What you have to do -
An exact copy of the entries, with every picture omitted, is what is needed here.

Records to process -
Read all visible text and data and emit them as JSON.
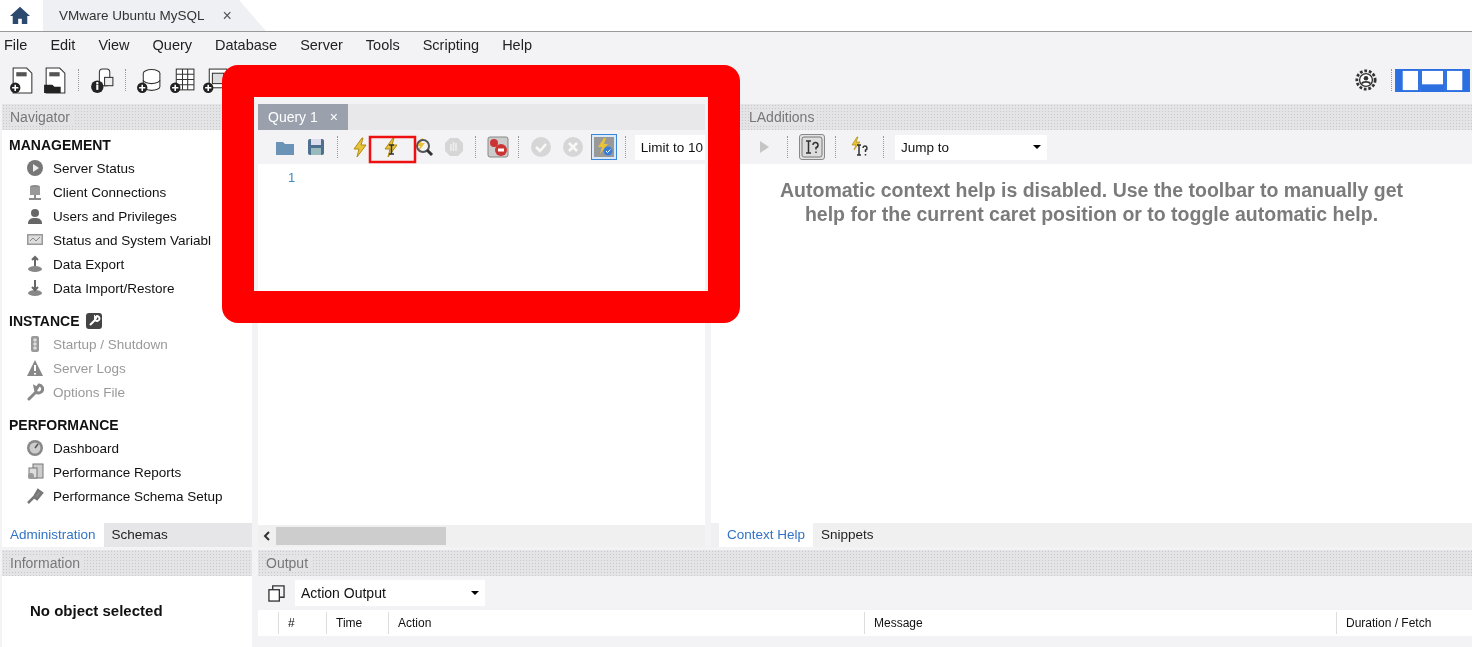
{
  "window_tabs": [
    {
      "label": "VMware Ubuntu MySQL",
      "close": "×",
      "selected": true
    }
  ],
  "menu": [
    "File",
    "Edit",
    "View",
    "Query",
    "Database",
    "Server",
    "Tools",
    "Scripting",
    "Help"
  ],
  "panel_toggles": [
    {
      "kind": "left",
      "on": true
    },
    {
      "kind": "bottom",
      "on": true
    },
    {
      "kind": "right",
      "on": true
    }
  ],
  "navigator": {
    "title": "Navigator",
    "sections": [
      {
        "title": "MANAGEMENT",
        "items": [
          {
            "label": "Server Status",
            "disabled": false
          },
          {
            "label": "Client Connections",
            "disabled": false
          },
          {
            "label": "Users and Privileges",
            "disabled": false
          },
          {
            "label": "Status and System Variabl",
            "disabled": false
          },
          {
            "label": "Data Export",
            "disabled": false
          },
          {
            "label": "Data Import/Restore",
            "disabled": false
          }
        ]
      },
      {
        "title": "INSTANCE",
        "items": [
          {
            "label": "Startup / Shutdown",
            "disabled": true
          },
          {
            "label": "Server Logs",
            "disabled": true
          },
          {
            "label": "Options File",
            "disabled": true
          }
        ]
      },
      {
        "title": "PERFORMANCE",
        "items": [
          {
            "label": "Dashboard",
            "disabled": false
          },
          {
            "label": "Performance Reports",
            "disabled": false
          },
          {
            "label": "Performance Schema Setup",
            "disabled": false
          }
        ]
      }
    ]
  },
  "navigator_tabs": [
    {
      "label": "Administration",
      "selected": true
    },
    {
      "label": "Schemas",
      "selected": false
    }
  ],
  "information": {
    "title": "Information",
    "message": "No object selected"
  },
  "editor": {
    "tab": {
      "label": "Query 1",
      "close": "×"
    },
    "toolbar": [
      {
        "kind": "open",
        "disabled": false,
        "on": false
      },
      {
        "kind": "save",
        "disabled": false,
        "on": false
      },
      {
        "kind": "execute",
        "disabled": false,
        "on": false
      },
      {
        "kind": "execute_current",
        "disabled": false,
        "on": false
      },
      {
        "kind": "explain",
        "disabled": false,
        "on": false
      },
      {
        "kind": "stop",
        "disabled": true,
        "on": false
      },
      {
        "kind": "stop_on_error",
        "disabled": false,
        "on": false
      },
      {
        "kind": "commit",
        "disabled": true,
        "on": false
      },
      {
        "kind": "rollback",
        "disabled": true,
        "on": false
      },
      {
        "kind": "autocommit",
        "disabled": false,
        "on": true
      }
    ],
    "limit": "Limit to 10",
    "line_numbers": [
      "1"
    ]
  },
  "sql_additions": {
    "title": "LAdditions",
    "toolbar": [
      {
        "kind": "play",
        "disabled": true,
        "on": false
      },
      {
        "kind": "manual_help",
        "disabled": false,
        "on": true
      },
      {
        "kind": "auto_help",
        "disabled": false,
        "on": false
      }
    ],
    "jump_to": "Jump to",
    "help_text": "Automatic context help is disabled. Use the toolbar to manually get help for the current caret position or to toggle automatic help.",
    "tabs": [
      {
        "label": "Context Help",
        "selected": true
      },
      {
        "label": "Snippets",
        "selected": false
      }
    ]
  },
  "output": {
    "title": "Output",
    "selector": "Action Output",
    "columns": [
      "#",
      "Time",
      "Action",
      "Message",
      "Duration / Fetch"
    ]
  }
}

Response box -
Read all visible text and data and emit them as JSON.
{
  "window_tabs": [
    {
      "label": "VMware Ubuntu MySQL",
      "close": "×",
      "selected": true
    }
  ],
  "menu": [
    "File",
    "Edit",
    "View",
    "Query",
    "Database",
    "Server",
    "Tools",
    "Scripting",
    "Help"
  ],
  "panel_toggles": [
    {
      "kind": "left",
      "on": true
    },
    {
      "kind": "bottom",
      "on": true
    },
    {
      "kind": "right",
      "on": true
    }
  ],
  "navigator": {
    "title": "Navigator",
    "sections": [
      {
        "title": "MANAGEMENT",
        "items": [
          {
            "label": "Server Status",
            "disabled": false
          },
          {
            "label": "Client Connections",
            "disabled": false
          },
          {
            "label": "Users and Privileges",
            "disabled": false
          },
          {
            "label": "Status and System Variabl",
            "disabled": false
          },
          {
            "label": "Data Export",
            "disabled": false
          },
          {
            "label": "Data Import/Restore",
            "disabled": false
          }
        ]
      },
      {
        "title": "INSTANCE",
        "items": [
          {
            "label": "Startup / Shutdown",
            "disabled": true
          },
          {
            "label": "Server Logs",
            "disabled": true
          },
          {
            "label": "Options File",
            "disabled": true
          }
        ]
      },
      {
        "title": "PERFORMANCE",
        "items": [
          {
            "label": "Dashboard",
            "disabled": false
          },
          {
            "label": "Performance Reports",
            "disabled": false
          },
          {
            "label": "Performance Schema Setup",
            "disabled": false
          }
        ]
      }
    ]
  },
  "navigator_tabs": [
    {
      "label": "Administration",
      "selected": true
    },
    {
      "label": "Schemas",
      "selected": false
    }
  ],
  "information": {
    "title": "Information",
    "message": "No object selected"
  },
  "editor": {
    "tab": {
      "label": "Query 1",
      "close": "×"
    },
    "toolbar": [
      {
        "kind": "open",
        "disabled": false,
        "on": false
      },
      {
        "kind": "save",
        "disabled": false,
        "on": false
      },
      {
        "kind": "execute",
        "disabled": false,
        "on": false
      },
      {
        "kind": "execute_current",
        "disabled": false,
        "on": false
      },
      {
        "kind": "explain",
        "disabled": false,
        "on": false
      },
      {
        "kind": "stop",
        "disabled": true,
        "on": false
      },
      {
        "kind": "stop_on_error",
        "disabled": false,
        "on": false
      },
      {
        "kind": "commit",
        "disabled": true,
        "on": false
      },
      {
        "kind": "rollback",
        "disabled": true,
        "on": false
      },
      {
        "kind": "autocommit",
        "disabled": false,
        "on": true
      }
    ],
    "limit": "Limit to 10",
    "line_numbers": [
      "1"
    ]
  },
  "sql_additions": {
    "title": "LAdditions",
    "toolbar": [
      {
        "kind": "play",
        "disabled": true,
        "on": false
      },
      {
        "kind": "manual_help",
        "disabled": false,
        "on": true
      },
      {
        "kind": "auto_help",
        "disabled": false,
        "on": false
      }
    ],
    "jump_to": "Jump to",
    "help_text": "Automatic context help is disabled. Use the toolbar to manually get help for the current caret position or to toggle automatic help.",
    "tabs": [
      {
        "label": "Context Help",
        "selected": true
      },
      {
        "label": "Snippets",
        "selected": false
      }
    ]
  },
  "output": {
    "title": "Output",
    "selector": "Action Output",
    "columns": [
      "#",
      "Time",
      "Action",
      "Message",
      "Duration / Fetch"
    ]
  }
}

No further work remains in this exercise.